The GISDE required courses include four core courses plus one required unit devoted to facilitating the completion of the final M.S. project. The core courses provide GISDE graduate students with a common academic foundation in GI Science.
In order to enroll in Advanced Raster GIS or Advanced Vector GIS, students must: 1) pass a proficiency exam that typically occurs at the end of the pre-semester GIS training in August, or 2) must pass Introduction to GIS course for graduate students in the first semester.
- IDCE 388 - Advanced Vector GIS
This course builds upon the concepts of GIS introduced in Introduction to GIS, and focuses on the more advanced analytical vector GIS tools.
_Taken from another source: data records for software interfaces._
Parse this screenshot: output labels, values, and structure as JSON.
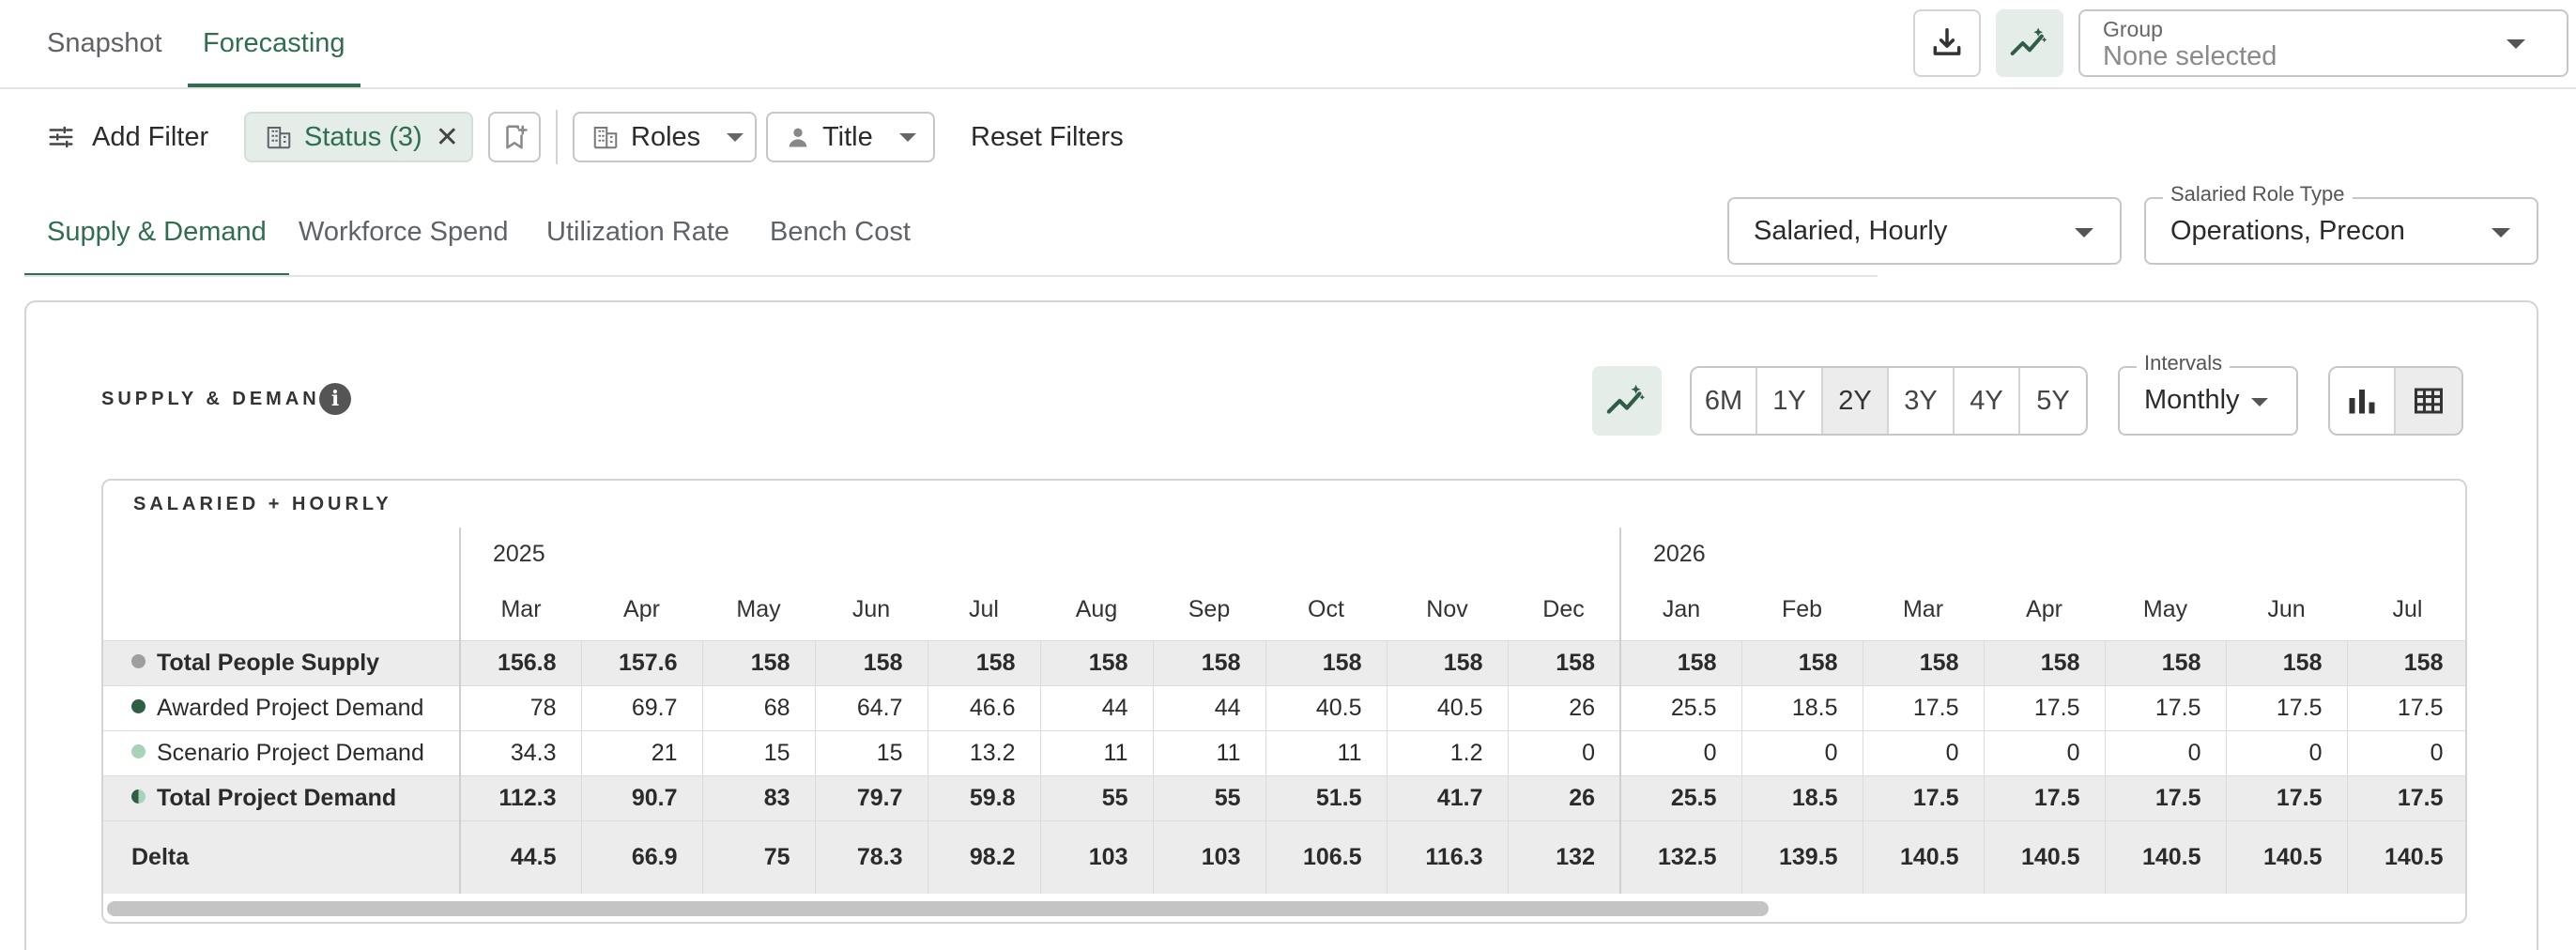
{
  "nav": {
    "tabs": [
      {
        "label": "Snapshot",
        "active": false
      },
      {
        "label": "Forecasting",
        "active": true
      }
    ]
  },
  "group_select": {
    "label": "Group",
    "value": "None selected"
  },
  "filters": {
    "add_filter": "Add Filter",
    "status_chip": "Status (3)",
    "roles": "Roles",
    "title": "Title",
    "reset": "Reset Filters"
  },
  "subtabs": [
    {
      "label": "Supply & Demand",
      "active": true
    },
    {
      "label": "Workforce Spend",
      "active": false
    },
    {
      "label": "Utilization Rate",
      "active": false
    },
    {
      "label": "Bench Cost",
      "active": false
    }
  ],
  "employment_select": {
    "value": "Salaried, Hourly"
  },
  "role_type_select": {
    "label": "Salaried Role Type",
    "value": "Operations, Precon"
  },
  "section": {
    "title": "SUPPLY & DEMAND"
  },
  "ranges": [
    {
      "label": "6M",
      "active": false
    },
    {
      "label": "1Y",
      "active": false
    },
    {
      "label": "2Y",
      "active": true
    },
    {
      "label": "3Y",
      "active": false
    },
    {
      "label": "4Y",
      "active": false
    },
    {
      "label": "5Y",
      "active": false
    }
  ],
  "intervals": {
    "label": "Intervals",
    "value": "Monthly"
  },
  "table": {
    "title": "SALARIED + HOURLY",
    "years": [
      {
        "label": "2025",
        "span": 10
      },
      {
        "label": "2026",
        "span": 7
      }
    ],
    "months": [
      "Mar",
      "Apr",
      "May",
      "Jun",
      "Jul",
      "Aug",
      "Sep",
      "Oct",
      "Nov",
      "Dec",
      "Jan",
      "Feb",
      "Mar",
      "Apr",
      "May",
      "Jun",
      "Jul"
    ],
    "rows": [
      {
        "label": "Total People Supply",
        "bold": true,
        "dot": "#9e9e9e",
        "dot_style": "full",
        "values": [
          "156.8",
          "157.6",
          "158",
          "158",
          "158",
          "158",
          "158",
          "158",
          "158",
          "158",
          "158",
          "158",
          "158",
          "158",
          "158",
          "158",
          "158"
        ]
      },
      {
        "label": "Awarded Project Demand",
        "bold": false,
        "dot": "#2f5d46",
        "dot_style": "full",
        "values": [
          "78",
          "69.7",
          "68",
          "64.7",
          "46.6",
          "44",
          "44",
          "40.5",
          "40.5",
          "26",
          "25.5",
          "18.5",
          "17.5",
          "17.5",
          "17.5",
          "17.5",
          "17.5"
        ]
      },
      {
        "label": "Scenario Project Demand",
        "bold": false,
        "dot": "#a9d3b6",
        "dot_style": "full",
        "values": [
          "34.3",
          "21",
          "15",
          "15",
          "13.2",
          "11",
          "11",
          "11",
          "1.2",
          "0",
          "0",
          "0",
          "0",
          "0",
          "0",
          "0",
          "0"
        ]
      },
      {
        "label": "Total Project Demand",
        "bold": true,
        "dot": "#2f5d46",
        "dot_style": "half",
        "values": [
          "112.3",
          "90.7",
          "83",
          "79.7",
          "59.8",
          "55",
          "55",
          "51.5",
          "41.7",
          "26",
          "25.5",
          "18.5",
          "17.5",
          "17.5",
          "17.5",
          "17.5",
          "17.5"
        ]
      },
      {
        "label": "Delta",
        "bold": true,
        "delta": true,
        "dot": "",
        "dot_style": "none",
        "values": [
          "44.5",
          "66.9",
          "75",
          "78.3",
          "98.2",
          "103",
          "103",
          "106.5",
          "116.3",
          "132",
          "132.5",
          "139.5",
          "140.5",
          "140.5",
          "140.5",
          "140.5",
          "140.5"
        ]
      }
    ]
  },
  "colors": {
    "accent": "#2f6f50",
    "chip_bg": "#e5ede8"
  },
  "icons": [
    "download-icon",
    "forecast-trend-icon",
    "filter-sliders-icon",
    "building-icon",
    "close-icon",
    "bookmark-add-icon",
    "person-icon",
    "info-icon",
    "bar-chart-icon",
    "table-icon"
  ]
}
Topics include exploratory spatial data analysis, spatial statistics, interpolation techniques, 3D data presentation and analysis, network analysis and multi-criteria decision making. Concepts in lectures are illustrated using the ArcGIS software. Final project is required.
- GEOG 383 - Introduction to Remote Sensing
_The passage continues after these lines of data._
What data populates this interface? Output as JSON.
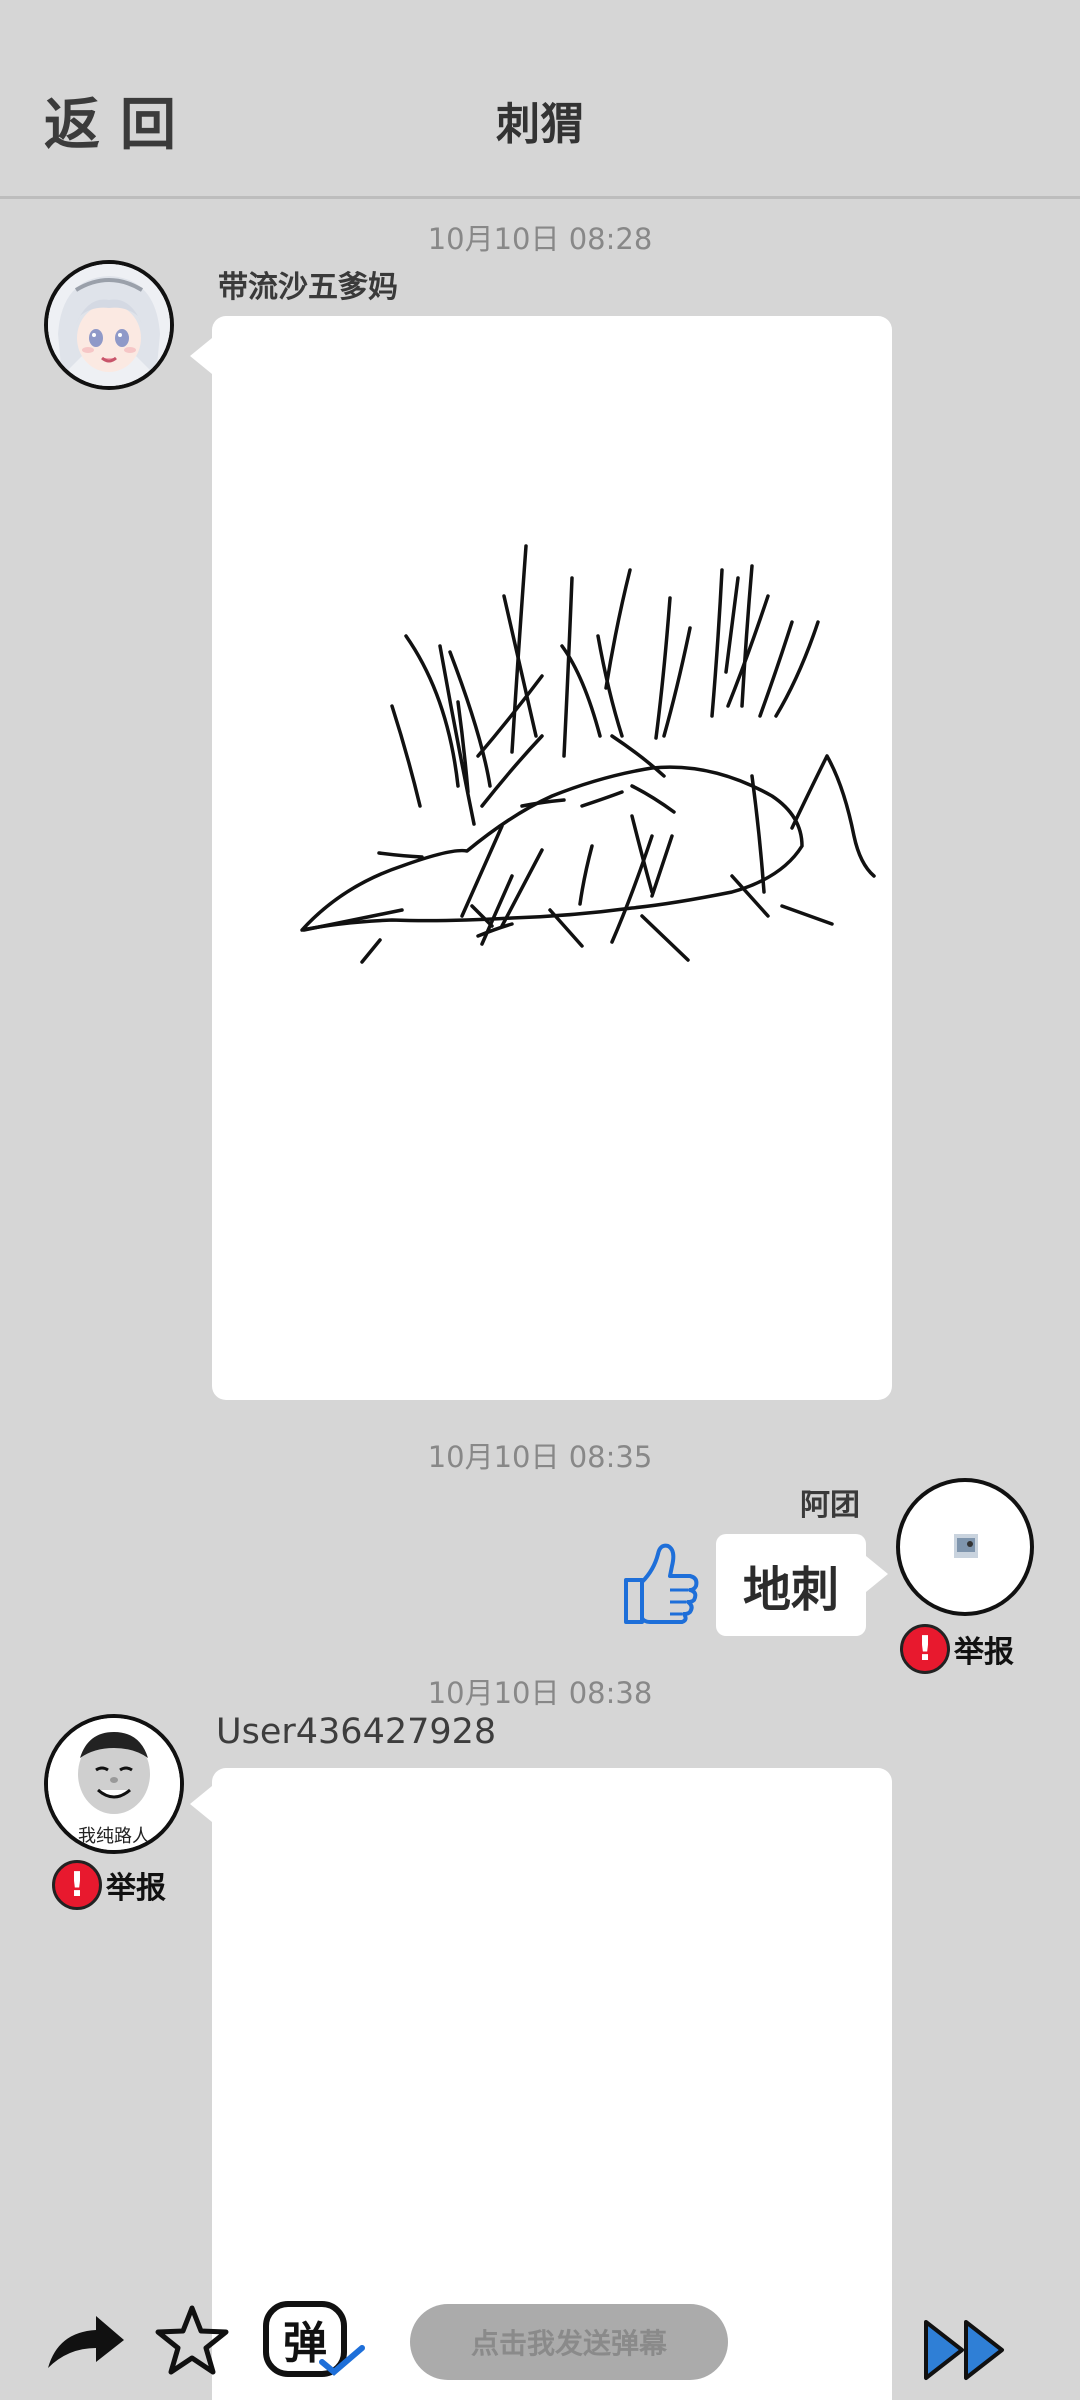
{
  "header": {
    "back_label": "返回",
    "title": "刺猬"
  },
  "messages": [
    {
      "timestamp": "10月10日 08:28",
      "sender": "带流沙五爹妈",
      "type": "drawing"
    },
    {
      "timestamp": "10月10日 08:35",
      "sender": "阿团",
      "text": "地刺",
      "report_label": "举报"
    },
    {
      "timestamp": "10月10日 08:38",
      "sender": "User436427928",
      "avatar_caption": "我纯路人",
      "report_label": "举报",
      "type": "drawing"
    }
  ],
  "toolbar": {
    "share_icon": "share-arrow-icon",
    "star_icon": "star-icon",
    "danmaku_icon_text": "弹",
    "danmaku_placeholder": "点击我发送弹幕",
    "next_icon": "fast-forward-icon"
  },
  "colors": {
    "background": "#d6d6d6",
    "bubble": "#ffffff",
    "report": "#e8192e",
    "like": "#1e6fd9",
    "next": "#2f7fd6"
  }
}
This course is designed to introduce the students to the principles and analytical methods of satellite remote sensing as applied to environmental systems (e.g., land-cover classification, vegetation monitoring, etc.).
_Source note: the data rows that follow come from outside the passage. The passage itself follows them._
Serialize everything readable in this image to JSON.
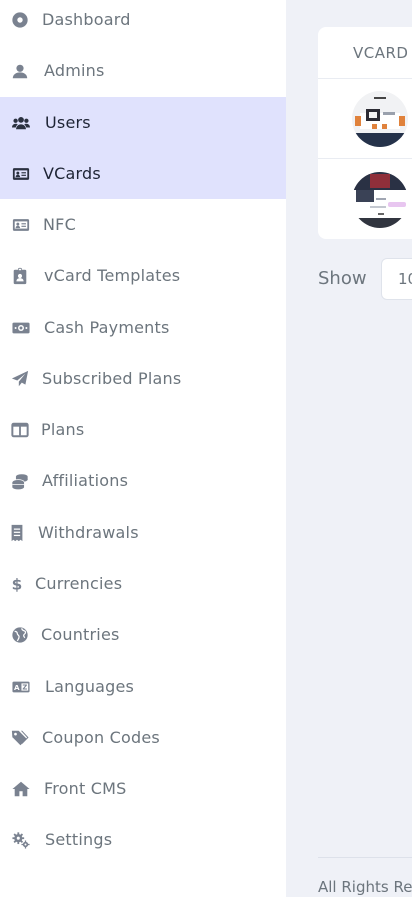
{
  "sidebar": {
    "items": [
      {
        "label": "Dashboard",
        "icon": "dashboard-icon",
        "active": false
      },
      {
        "label": "Admins",
        "icon": "admin-user-icon",
        "active": false
      },
      {
        "label": "Users",
        "icon": "users-icon",
        "active": true
      },
      {
        "label": "VCards",
        "icon": "id-card-icon",
        "active": true
      },
      {
        "label": "NFC",
        "icon": "nfc-card-icon",
        "active": false
      },
      {
        "label": "vCard Templates",
        "icon": "id-badge-icon",
        "active": false
      },
      {
        "label": "Cash Payments",
        "icon": "money-bill-icon",
        "active": false
      },
      {
        "label": "Subscribed Plans",
        "icon": "paper-plane-icon",
        "active": false
      },
      {
        "label": "Plans",
        "icon": "columns-icon",
        "active": false
      },
      {
        "label": "Affiliations",
        "icon": "coins-icon",
        "active": false
      },
      {
        "label": "Withdrawals",
        "icon": "receipt-icon",
        "active": false
      },
      {
        "label": "Currencies",
        "icon": "dollar-icon",
        "active": false
      },
      {
        "label": "Countries",
        "icon": "globe-icon",
        "active": false
      },
      {
        "label": "Languages",
        "icon": "language-icon",
        "active": false
      },
      {
        "label": "Coupon Codes",
        "icon": "tags-icon",
        "active": false
      },
      {
        "label": "Front CMS",
        "icon": "home-icon",
        "active": false
      },
      {
        "label": "Settings",
        "icon": "cogs-icon",
        "active": false
      }
    ]
  },
  "table": {
    "column_header": "VCARD",
    "rows": [
      {
        "thumbnail": "vcard-thumbnail-icon"
      },
      {
        "thumbnail": "vcard-thumbnail-icon"
      }
    ]
  },
  "pagination": {
    "show_label": "Show",
    "page_size": "10"
  },
  "footer": {
    "text": "All Rights Re"
  },
  "colors": {
    "active_bg": "#e0e2fd",
    "text_muted": "#6c757d",
    "icon": "#7a8290",
    "main_bg": "#eff1f7"
  }
}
- IDCE 391 - GISDE Professional Seminar
This course requires students to complete research proposals or internship applications in the spring semester.
- GEOG 397 - Advanced Raster GIS
This course builds on Introduction to GIS by delving deeper into raster GIS. Topics include time-series analysis, uncertainty assessment, multi-objective decision making, land-change modeling, and spatial statistics. Concepts in lectures are illustrated using the TerrSet software. Final project is required.
- IDCE 30213 - Master’s Final Research Paper
This course involves collaboration with internship or research advisor to complete a final M.S. project. The grade designation for this credit will not be given until the student has completed and submitted their final M.S. project.
GISDE Elective Courses (7 required)
Elective courses provide students the flexibility of designing much of their coursework to suit their own needs and to provide depth in a chosen area of focus. Students may take courses offered by the other three graduate programs in IDCE (International Development and Social Change, Community Development and Planning, and Environmental Science and Policy) or in other departments, as approved by their academic advisor.
Skill Electives (a sampling *)
Directed Study and Internships: Students can take up to a total of two units of directed study or internship with a specific faculty member who agrees to guide the independent work. So, in addition to the Master’s Final Research Requirement, students may opt to have additional courses of directed study or internship as an elective.
RONALD EASTMAN, Ph.D.
Professor of Geography
YELENA OGNEVA-HIMMELBERGER, Ph.D.
Associate Professor of IDCE
GILMORE PONTIUS JR., Ph.D.
Professor of Geography
JOHN ROGAN, Ph.D. - Coordinator
Associate Professor of Geography
FLORENCIA SANGERMANO, Ph.D.
Assistant Professor, Graduate School of Geography
JIE TIAN, Ph.D.
Assistant Professor of Geographic Information Science
Local Partnerships: Putting Theory into Action
The collaborative research projects of IDCE graduate students and faculty reflect their interdisciplinary approach to issues of environment and development. Many projects build upon partnerships between IDCE and community or governmental organizations around the United States and the globe, including in Ethiopia, Kenya, Mali, Somalia, Ghana, India, and Senegal.
Locally, environmental and community groups often invite IDCE to undertake key community building projects, as well as data gathering and analysis. This allows IDCE faculty and students to put theory into practice right in the neighborhood. By helping to facilitate participatory sessions and building collaborations, students see Worcester neighbors taking action, setting priorities, and maximizing into their human capital and governmental resources. Students hone their analytical skills through GIS mapping of land parcels for development or preservation and through monitoring water quality.